**Exercise:** What lines of the data below hold the string "name"? Copy each one.

[Component data from apps and pages]
--- START ---

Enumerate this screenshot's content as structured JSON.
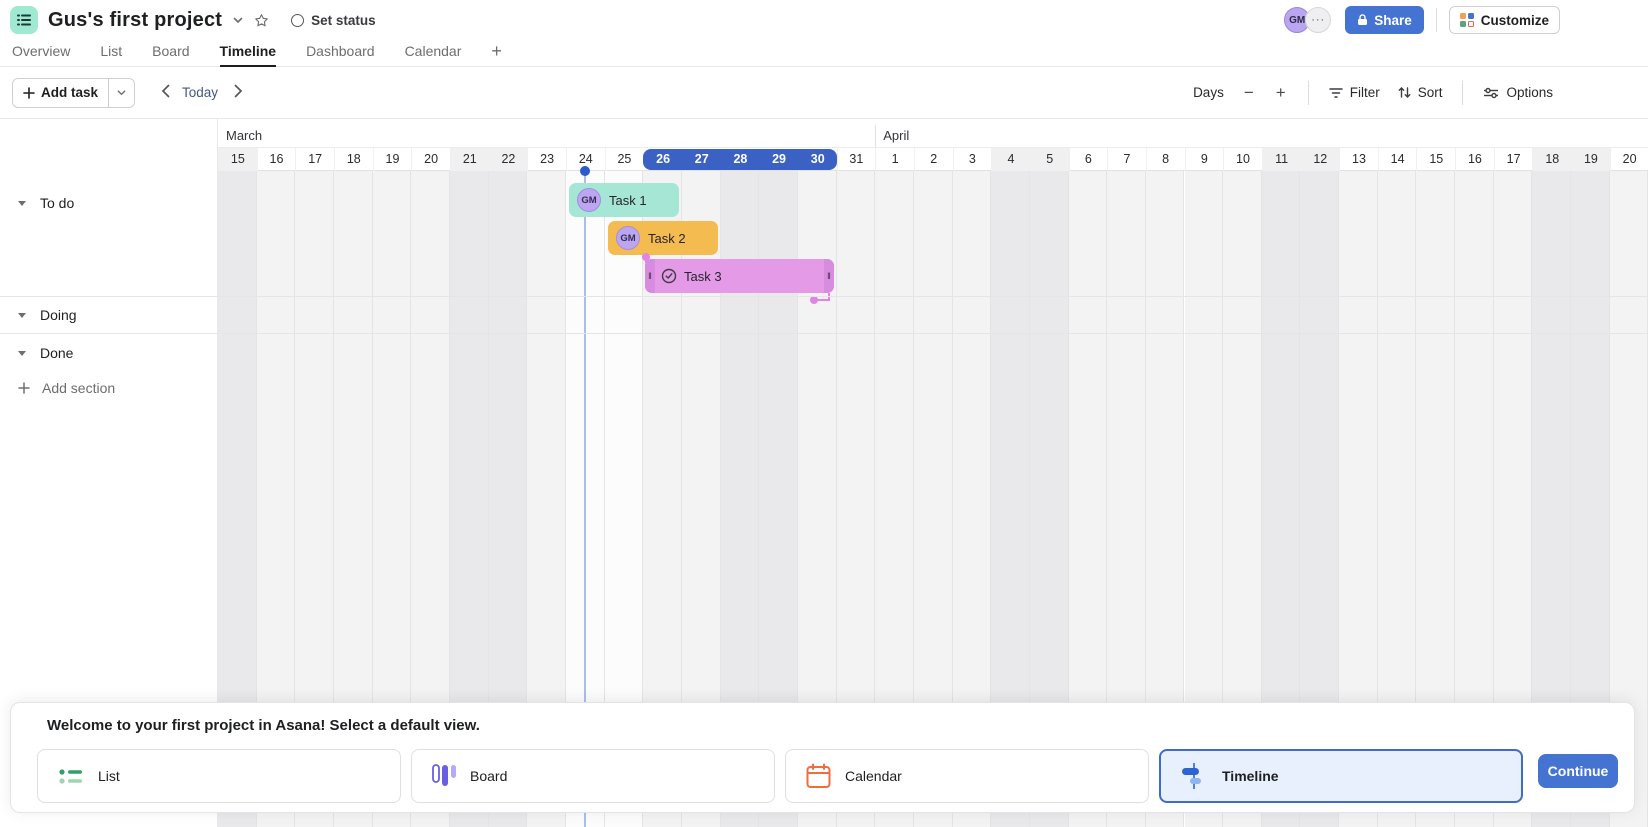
{
  "header": {
    "title": "Gus's first project",
    "set_status": "Set status",
    "avatar_initials": "GM",
    "more": "···",
    "share": "Share",
    "customize": "Customize"
  },
  "tabs": {
    "items": [
      {
        "label": "Overview",
        "active": false
      },
      {
        "label": "List",
        "active": false
      },
      {
        "label": "Board",
        "active": false
      },
      {
        "label": "Timeline",
        "active": true
      },
      {
        "label": "Dashboard",
        "active": false
      },
      {
        "label": "Calendar",
        "active": false
      }
    ],
    "add_tab": "+"
  },
  "toolbar": {
    "add_task": "Add task",
    "today": "Today",
    "zoom_level": "Days",
    "minus": "−",
    "plus": "+",
    "filter": "Filter",
    "sort": "Sort",
    "options": "Options"
  },
  "sections": {
    "items": [
      {
        "label": "To do"
      },
      {
        "label": "Doing"
      },
      {
        "label": "Done"
      }
    ],
    "add_section": "Add section"
  },
  "timeline": {
    "months": [
      {
        "name": "March",
        "days": [
          15,
          16,
          17,
          18,
          19,
          20,
          21,
          22,
          23,
          24,
          25,
          26,
          27,
          28,
          29,
          30,
          31
        ]
      },
      {
        "name": "April",
        "days": [
          1,
          2,
          3,
          4,
          5,
          6,
          7,
          8,
          9,
          10,
          11,
          12,
          13,
          14,
          15,
          16,
          17,
          18,
          19,
          20
        ]
      }
    ],
    "weekend_indices": [
      0,
      6,
      7,
      13,
      14,
      20,
      21,
      27,
      28,
      34,
      35
    ],
    "white_indices": [
      9,
      10
    ],
    "selected_range": {
      "start_index": 11,
      "end_index": 15,
      "labels": [
        26,
        27,
        28,
        29,
        30
      ],
      "color": "#3b61c4"
    },
    "today_index": 9,
    "today_color": "#2d5bc9",
    "tasks": [
      {
        "name": "Task 1",
        "assignee": "GM",
        "start_day": "March 24",
        "end_day": "March 26",
        "color": "#a5e6d4"
      },
      {
        "name": "Task 2",
        "assignee": "GM",
        "start_day": "March 25",
        "end_day": "March 27",
        "color": "#f4bb51"
      },
      {
        "name": "Task 3",
        "start_day": "March 26",
        "end_day": "March 30",
        "color": "#e49ae7",
        "selected": true
      }
    ],
    "dependency_color": "#e184e3"
  },
  "banner": {
    "message": "Welcome to your first project in Asana! Select a default view.",
    "views": [
      {
        "label": "List",
        "selected": false
      },
      {
        "label": "Board",
        "selected": false
      },
      {
        "label": "Calendar",
        "selected": false
      },
      {
        "label": "Timeline",
        "selected": true
      }
    ],
    "continue_label": "Continue"
  },
  "colors": {
    "accent": "#4573d2",
    "selection_pill": "#3b61c4",
    "mint": "#9fe8d2"
  }
}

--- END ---

**Answer to this task:**
        "name": "March",
        "name": "April",
        "name": "Task 1",
        "name": "Task 2",
        "name": "Task 3",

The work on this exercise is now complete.